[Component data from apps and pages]
────────────────

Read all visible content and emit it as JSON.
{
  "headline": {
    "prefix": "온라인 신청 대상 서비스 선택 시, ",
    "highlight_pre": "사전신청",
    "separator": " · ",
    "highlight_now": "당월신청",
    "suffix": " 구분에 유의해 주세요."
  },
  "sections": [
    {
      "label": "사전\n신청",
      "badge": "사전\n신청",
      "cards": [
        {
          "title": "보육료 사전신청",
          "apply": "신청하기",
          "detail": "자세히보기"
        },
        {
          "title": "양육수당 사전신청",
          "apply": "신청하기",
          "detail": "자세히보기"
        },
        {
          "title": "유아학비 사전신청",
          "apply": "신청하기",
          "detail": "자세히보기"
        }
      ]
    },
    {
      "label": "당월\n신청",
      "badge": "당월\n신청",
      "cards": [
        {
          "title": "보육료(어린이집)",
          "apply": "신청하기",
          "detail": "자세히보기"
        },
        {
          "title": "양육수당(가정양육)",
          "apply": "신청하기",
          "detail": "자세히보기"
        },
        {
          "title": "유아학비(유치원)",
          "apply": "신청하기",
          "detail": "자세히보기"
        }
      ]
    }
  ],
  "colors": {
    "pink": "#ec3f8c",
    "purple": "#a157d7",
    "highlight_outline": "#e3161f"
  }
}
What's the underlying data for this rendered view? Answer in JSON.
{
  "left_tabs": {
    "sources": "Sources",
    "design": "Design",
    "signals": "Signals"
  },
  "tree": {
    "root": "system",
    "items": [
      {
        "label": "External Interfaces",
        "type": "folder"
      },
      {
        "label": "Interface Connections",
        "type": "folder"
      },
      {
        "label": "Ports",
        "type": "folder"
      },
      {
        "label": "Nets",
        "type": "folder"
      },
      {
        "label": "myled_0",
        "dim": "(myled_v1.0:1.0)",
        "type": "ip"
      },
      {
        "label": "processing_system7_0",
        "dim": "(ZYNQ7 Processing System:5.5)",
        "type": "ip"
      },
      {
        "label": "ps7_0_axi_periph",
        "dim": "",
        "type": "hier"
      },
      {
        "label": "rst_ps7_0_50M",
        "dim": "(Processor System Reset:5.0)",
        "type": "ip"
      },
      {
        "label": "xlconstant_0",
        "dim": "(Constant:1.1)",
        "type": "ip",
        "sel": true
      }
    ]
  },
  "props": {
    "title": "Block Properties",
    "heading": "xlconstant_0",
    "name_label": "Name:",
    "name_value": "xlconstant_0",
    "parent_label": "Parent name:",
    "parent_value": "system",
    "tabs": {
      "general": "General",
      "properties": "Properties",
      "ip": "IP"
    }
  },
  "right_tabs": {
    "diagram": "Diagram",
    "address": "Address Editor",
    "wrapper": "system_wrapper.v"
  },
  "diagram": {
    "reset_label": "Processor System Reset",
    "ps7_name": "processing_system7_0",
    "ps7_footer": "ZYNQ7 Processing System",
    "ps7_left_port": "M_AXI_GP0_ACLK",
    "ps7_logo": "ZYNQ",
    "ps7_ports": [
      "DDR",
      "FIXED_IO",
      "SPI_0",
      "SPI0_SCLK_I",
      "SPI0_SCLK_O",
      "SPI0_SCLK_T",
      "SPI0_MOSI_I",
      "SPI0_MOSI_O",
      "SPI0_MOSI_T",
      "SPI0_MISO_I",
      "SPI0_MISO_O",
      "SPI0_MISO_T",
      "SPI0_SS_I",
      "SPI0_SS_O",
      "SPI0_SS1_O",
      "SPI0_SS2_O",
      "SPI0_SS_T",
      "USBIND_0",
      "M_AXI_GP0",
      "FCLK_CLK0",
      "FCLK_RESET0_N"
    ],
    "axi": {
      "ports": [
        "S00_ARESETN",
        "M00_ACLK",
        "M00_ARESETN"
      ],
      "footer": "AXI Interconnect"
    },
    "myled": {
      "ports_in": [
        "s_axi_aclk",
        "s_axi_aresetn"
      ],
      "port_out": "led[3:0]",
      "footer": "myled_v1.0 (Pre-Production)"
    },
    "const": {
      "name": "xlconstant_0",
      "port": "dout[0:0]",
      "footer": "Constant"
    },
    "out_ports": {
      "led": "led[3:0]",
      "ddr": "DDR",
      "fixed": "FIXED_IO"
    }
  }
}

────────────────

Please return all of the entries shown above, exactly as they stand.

* ANSWER SPACE
Read all visible content and emit it as JSON.
{
  "headline": {
    "prefix": "온라인 신청 대상 서비스 선택 시, ",
    "highlight_pre": "사전신청",
    "separator": " · ",
    "highlight_now": "당월신청",
    "suffix": " 구분에 유의해 주세요."
  },
  "sections": [
    {
      "label": "사전\n신청",
      "badge": "사전\n신청",
      "cards": [
        {
          "title": "보육료 사전신청",
          "apply": "신청하기",
          "detail": "자세히보기"
        },
        {
          "title": "양육수당 사전신청",
          "apply": "신청하기",
          "detail": "자세히보기"
        },
        {
          "title": "유아학비 사전신청",
          "apply": "신청하기",
          "detail": "자세히보기"
        }
      ]
    },
    {
      "label": "당월\n신청",
      "badge": "당월\n신청",
      "cards": [
        {
          "title": "보육료(어린이집)",
          "apply": "신청하기",
          "detail": "자세히보기"
        },
        {
          "title": "양육수당(가정양육)",
          "apply": "신청하기",
          "detail": "자세히보기"
        },
        {
          "title": "유아학비(유치원)",
          "apply": "신청하기",
          "detail": "자세히보기"
        }
      ]
    }
  ],
  "colors": {
    "pink": "#ec3f8c",
    "purple": "#a157d7",
    "highlight_outline": "#e3161f"
  }
}
What's the underlying data for this rendered view? Answer in JSON.
{
  "left_tabs": {
    "sources": "Sources",
    "design": "Design",
    "signals": "Signals"
  },
  "tree": {
    "root": "system",
    "items": [
      {
        "label": "External Interfaces",
        "type": "folder"
      },
      {
        "label": "Interface Connections",
        "type": "folder"
      },
      {
        "label": "Ports",
        "type": "folder"
      },
      {
        "label": "Nets",
        "type": "folder"
      },
      {
        "label": "myled_0",
        "dim": "(myled_v1.0:1.0)",
        "type": "ip"
      },
      {
        "label": "processing_system7_0",
        "dim": "(ZYNQ7 Processing System:5.5)",
        "type": "ip"
      },
      {
        "label": "ps7_0_axi_periph",
        "dim": "",
        "type": "hier"
      },
      {
        "label": "rst_ps7_0_50M",
        "dim": "(Processor System Reset:5.0)",
        "type": "ip"
      },
      {
        "label": "xlconstant_0",
        "dim": "(Constant:1.1)",
        "type": "ip",
        "sel": true
      }
    ]
  },
  "props": {
    "title": "Block Properties",
    "heading": "xlconstant_0",
    "name_label": "Name:",
    "name_value": "xlconstant_0",
    "parent_label": "Parent name:",
    "parent_value": "system",
    "tabs": {
      "general": "General",
      "properties": "Properties",
      "ip": "IP"
    }
  },
  "right_tabs": {
    "diagram": "Diagram",
    "address": "Address Editor",
    "wrapper": "system_wrapper.v"
  },
  "diagram": {
    "reset_label": "Processor System Reset",
    "ps7_name": "processing_system7_0",
    "ps7_footer": "ZYNQ7 Processing System",
    "ps7_left_port": "M_AXI_GP0_ACLK",
    "ps7_logo": "ZYNQ",
    "ps7_ports": [
      "DDR",
      "FIXED_IO",
      "SPI_0",
      "SPI0_SCLK_I",
      "SPI0_SCLK_O",
      "SPI0_SCLK_T",
      "SPI0_MOSI_I",
      "SPI0_MOSI_O",
      "SPI0_MOSI_T",
      "SPI0_MISO_I",
      "SPI0_MISO_O",
      "SPI0_MISO_T",
      "SPI0_SS_I",
      "SPI0_SS_O",
      "SPI0_SS1_O",
      "SPI0_SS2_O",
      "SPI0_SS_T",
      "USBIND_0",
      "M_AXI_GP0",
      "FCLK_CLK0",
      "FCLK_RESET0_N"
    ],
    "axi": {
      "ports": [
        "S00_ARESETN",
        "M00_ACLK",
        "M00_ARESETN"
      ],
      "footer": "AXI Interconnect"
    },
    "myled": {
      "ports_in": [
        "s_axi_aclk",
        "s_axi_aresetn"
      ],
      "port_out": "led[3:0]",
      "footer": "myled_v1.0 (Pre-Production)"
    },
    "const": {
      "name": "xlconstant_0",
      "port": "dout[0:0]",
      "footer": "Constant"
    },
    "out_ports": {
      "led": "led[3:0]",
      "ddr": "DDR",
      "fixed": "FIXED_IO"
    }
  }
}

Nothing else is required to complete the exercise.